The Indian government hoped that the massive and swift vaccination campaign would redeem it from so many nonsense, but it has caught the flu in the harshest days of the second wave.
It is the latest setback in a country against the grain in the exemplary Asian fight against the pandemic that has just unseated Brazil as the second most contagious in the world. The United States leads a podium that underscores the dire consequences of erratic leadership.
India has chained six daily records of infections in a week, according to the Ministry of Health. 168,000 cases and 839 deaths were counted on Sunday, the highest bill in five months. The local press speaks of crowded hospitals and crematoriums that are barely able to cope .
The second wave, which started in February, has turned out to be more aggressive than that of September. There are almost 1.5 million cases in the last two weeks that have pushed the total to 13.5 million.
The bulk of the pandemic is located in the state of Maharashtra, which is home to the megalopolis of Mumbai, and which is already considering additional control measures. The government blames the population’s contempt for masks and social distancing.
He has not alluded to the political rallies that Prime Minister Narendra Modi and his formation, the Bharatiya Janata Party, organized in various states without any elementary measures. Nor to the massive religious acts throughout the country.
In this dire situation, aggravated by precarious infrastructure and weak national health coverage, they relied on the oiled universal vaccination machinery of a country that each year immunizes tens of millions of newborns and pregnant women against polio, measles or HIV. hepatitis.

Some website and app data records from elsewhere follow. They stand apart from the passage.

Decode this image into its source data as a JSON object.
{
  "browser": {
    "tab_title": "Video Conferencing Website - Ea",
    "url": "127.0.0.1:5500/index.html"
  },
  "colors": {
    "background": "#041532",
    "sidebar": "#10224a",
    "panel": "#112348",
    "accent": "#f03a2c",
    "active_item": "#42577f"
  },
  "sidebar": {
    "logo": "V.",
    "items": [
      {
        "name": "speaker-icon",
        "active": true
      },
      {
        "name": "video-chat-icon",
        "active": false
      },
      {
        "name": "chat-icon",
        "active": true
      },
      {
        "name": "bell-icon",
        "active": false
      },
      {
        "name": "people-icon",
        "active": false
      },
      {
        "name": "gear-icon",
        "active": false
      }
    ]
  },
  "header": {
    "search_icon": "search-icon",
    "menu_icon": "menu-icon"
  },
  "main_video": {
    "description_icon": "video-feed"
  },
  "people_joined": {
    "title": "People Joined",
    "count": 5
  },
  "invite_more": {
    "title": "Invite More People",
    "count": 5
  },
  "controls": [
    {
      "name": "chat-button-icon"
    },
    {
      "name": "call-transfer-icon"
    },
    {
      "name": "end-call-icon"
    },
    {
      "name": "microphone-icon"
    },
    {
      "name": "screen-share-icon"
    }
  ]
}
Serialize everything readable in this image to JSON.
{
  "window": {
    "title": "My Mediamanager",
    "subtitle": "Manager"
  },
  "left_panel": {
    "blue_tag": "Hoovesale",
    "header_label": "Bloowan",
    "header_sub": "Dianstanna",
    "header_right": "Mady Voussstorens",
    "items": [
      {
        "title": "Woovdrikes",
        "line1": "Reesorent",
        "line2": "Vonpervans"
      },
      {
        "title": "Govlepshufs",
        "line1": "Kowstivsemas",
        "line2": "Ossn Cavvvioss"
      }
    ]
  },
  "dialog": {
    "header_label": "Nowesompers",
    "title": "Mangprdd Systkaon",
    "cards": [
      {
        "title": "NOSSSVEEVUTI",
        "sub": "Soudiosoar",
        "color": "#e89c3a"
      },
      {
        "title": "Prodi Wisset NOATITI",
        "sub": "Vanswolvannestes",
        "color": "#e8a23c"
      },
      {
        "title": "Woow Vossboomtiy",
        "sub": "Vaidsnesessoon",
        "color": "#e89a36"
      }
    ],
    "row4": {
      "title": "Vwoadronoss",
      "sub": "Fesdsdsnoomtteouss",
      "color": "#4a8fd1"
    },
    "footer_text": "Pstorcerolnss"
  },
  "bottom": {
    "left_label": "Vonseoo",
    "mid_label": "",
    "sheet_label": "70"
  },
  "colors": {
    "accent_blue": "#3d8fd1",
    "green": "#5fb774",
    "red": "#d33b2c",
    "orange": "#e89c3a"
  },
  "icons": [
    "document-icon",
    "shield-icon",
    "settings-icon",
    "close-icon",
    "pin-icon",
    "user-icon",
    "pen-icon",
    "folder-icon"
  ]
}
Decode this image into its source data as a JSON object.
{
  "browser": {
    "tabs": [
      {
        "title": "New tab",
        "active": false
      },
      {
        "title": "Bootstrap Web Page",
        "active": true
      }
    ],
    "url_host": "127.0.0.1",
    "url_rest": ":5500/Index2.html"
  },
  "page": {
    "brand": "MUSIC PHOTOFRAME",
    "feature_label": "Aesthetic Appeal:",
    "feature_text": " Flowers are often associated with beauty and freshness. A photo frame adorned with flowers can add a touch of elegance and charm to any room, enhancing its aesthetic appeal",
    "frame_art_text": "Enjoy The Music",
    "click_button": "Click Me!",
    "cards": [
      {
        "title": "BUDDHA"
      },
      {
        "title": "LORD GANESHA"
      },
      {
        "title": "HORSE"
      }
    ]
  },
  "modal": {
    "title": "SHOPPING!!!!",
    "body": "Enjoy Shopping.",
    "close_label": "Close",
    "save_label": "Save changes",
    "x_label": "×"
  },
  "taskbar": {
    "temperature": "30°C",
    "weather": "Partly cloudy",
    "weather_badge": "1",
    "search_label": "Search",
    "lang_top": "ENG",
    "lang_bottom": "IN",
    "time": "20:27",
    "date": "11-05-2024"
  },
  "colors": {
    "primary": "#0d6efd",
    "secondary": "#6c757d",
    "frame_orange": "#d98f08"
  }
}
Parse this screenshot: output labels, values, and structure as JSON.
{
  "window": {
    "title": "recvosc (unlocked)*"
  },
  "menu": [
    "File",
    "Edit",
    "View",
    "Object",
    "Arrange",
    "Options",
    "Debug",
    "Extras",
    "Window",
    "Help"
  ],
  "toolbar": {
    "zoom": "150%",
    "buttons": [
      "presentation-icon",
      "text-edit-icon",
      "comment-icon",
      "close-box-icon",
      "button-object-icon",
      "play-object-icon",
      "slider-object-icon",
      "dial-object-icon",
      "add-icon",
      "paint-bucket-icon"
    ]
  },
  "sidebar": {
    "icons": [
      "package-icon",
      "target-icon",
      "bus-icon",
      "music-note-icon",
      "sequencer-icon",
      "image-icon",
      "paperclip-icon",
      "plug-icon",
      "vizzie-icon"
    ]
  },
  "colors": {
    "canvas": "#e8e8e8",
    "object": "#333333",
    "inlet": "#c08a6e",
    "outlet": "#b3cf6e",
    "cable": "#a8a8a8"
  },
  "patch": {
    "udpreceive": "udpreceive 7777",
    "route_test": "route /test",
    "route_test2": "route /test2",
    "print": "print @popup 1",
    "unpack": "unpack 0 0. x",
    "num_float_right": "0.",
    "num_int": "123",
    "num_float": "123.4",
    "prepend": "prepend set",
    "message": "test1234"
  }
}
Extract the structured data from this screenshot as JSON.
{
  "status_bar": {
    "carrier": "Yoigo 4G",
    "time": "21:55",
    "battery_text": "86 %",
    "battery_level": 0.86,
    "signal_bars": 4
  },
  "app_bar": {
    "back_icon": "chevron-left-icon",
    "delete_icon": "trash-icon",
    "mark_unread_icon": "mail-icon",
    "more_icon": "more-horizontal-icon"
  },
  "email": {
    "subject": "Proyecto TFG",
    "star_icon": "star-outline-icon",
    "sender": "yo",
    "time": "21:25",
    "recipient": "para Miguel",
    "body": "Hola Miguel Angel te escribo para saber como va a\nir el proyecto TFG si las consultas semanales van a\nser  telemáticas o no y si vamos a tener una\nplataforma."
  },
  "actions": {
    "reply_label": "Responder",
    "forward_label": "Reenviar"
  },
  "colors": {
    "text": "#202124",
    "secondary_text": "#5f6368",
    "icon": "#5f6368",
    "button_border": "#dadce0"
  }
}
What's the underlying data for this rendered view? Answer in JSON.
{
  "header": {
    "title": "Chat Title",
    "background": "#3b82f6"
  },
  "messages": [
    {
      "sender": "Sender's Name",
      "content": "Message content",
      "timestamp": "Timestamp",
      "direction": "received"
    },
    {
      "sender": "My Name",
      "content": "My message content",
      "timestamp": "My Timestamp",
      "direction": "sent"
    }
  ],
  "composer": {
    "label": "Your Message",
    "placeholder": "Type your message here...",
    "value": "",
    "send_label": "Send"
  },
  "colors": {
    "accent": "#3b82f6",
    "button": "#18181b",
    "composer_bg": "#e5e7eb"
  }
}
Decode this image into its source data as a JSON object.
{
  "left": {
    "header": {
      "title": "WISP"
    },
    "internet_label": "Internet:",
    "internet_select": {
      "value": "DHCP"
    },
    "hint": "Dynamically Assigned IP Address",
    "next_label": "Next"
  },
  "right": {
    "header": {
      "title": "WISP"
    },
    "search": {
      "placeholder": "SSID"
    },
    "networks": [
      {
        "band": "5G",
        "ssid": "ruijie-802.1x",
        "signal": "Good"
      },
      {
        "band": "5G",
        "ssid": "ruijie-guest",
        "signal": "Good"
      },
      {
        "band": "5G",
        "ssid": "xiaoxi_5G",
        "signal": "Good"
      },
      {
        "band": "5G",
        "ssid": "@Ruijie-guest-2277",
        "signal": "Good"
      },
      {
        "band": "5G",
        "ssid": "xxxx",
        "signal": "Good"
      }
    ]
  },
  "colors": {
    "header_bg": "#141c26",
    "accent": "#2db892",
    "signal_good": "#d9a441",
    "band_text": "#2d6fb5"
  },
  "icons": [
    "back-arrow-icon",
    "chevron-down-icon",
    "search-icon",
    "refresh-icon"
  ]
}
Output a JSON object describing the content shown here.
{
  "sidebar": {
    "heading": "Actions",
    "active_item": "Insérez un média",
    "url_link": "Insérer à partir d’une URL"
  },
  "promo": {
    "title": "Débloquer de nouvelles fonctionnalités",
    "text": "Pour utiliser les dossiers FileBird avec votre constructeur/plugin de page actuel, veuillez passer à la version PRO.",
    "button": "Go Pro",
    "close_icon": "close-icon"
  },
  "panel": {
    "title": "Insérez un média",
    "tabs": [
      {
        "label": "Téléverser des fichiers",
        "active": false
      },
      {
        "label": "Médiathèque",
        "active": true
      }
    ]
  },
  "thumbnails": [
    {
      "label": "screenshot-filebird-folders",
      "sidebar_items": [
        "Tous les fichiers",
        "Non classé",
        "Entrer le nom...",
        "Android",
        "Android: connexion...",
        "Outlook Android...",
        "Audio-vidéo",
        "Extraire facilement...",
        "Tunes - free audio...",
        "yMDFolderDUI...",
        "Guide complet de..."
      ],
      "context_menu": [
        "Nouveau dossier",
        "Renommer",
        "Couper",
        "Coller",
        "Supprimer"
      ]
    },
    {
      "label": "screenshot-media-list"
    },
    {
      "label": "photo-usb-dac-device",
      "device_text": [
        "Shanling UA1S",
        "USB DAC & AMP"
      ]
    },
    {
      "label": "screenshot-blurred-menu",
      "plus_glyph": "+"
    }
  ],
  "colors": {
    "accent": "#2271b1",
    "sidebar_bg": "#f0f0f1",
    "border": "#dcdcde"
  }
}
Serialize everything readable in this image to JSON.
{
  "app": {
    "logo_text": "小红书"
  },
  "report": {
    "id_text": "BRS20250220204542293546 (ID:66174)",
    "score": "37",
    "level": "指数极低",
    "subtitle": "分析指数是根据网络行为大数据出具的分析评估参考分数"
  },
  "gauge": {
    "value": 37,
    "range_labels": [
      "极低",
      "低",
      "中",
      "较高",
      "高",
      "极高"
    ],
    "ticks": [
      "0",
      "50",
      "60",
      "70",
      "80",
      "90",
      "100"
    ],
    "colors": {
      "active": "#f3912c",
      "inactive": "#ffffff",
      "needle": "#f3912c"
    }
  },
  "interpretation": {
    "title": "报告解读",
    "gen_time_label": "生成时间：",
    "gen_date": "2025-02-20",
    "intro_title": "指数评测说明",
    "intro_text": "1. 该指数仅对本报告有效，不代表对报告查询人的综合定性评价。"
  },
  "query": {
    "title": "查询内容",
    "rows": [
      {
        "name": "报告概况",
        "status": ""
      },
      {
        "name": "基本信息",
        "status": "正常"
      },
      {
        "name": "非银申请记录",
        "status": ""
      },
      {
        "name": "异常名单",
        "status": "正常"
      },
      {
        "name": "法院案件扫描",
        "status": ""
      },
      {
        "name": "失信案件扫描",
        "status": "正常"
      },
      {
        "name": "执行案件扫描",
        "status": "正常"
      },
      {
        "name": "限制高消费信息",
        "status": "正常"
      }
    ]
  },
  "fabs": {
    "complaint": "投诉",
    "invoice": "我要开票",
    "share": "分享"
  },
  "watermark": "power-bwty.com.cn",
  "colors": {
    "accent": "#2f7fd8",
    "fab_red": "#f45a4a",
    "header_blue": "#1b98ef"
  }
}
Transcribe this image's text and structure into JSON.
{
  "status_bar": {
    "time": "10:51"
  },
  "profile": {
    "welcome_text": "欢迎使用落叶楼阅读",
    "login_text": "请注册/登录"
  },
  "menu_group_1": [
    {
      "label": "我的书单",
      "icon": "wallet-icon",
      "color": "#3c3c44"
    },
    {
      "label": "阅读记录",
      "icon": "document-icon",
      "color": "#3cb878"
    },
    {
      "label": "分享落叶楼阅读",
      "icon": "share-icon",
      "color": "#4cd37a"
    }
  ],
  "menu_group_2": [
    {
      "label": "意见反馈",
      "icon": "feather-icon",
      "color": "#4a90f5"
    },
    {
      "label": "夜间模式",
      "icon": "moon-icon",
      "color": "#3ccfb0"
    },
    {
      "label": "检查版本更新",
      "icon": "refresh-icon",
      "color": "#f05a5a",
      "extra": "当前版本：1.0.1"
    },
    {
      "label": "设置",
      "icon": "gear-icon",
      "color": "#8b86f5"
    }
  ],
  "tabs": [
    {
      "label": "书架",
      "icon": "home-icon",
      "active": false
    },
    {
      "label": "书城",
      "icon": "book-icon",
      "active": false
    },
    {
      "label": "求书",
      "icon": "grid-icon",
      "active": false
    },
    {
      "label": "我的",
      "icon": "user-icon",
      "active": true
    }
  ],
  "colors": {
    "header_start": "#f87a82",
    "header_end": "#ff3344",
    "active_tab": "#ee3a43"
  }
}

The government is not short of reasons to brag these days: the country has reached one hundred million vaccinated in just 85 days compared to 89 in the United States or 102 in China. The doses are free in public hospitals and cost as little as 250 rupees (about three euros) in private ones.
60% of vaccine manufacturing
India leads the global manufacture of vaccines with 60% of the total, it has half a dozen giants and, among them, the Serum Institute of India (SII), which produces the injectable from AstraZeneca and the University of Oxford.
No one produces more vaccines in the world or faster than that family business founded half a century ago. 64 million exported units are added to those supplied in the domestic market , an oasis of solidarity in times of hoarding and self-consumption.
This muscle explains the three million vaccinated daily and that the objectives of covering the most exposed unions and those over 60 years old were met. But the extension of the campaign in April to anyone over 45 has burst the seams. The fire in one of the main production plants, located in the city of Pune, has prevented SII from reaching its goal of one hundred million doses per month.
The company has admitted its problems to meet demand and turned off the tap on exports while several local governments lament that their warehouses have been emptied. The one in Maharashtra, the most affected by the pandemic, is one of them.
In the eastern state of Odisha alone, 700 vaccination centers have been closed. New Delhi’s predictable response has been to blame regional authorities for burying their responsibility with lies and encouraging panic among the population. Health Minister Harsh Vardhan has promised that 40 million doses will be squeezed in the national pantry.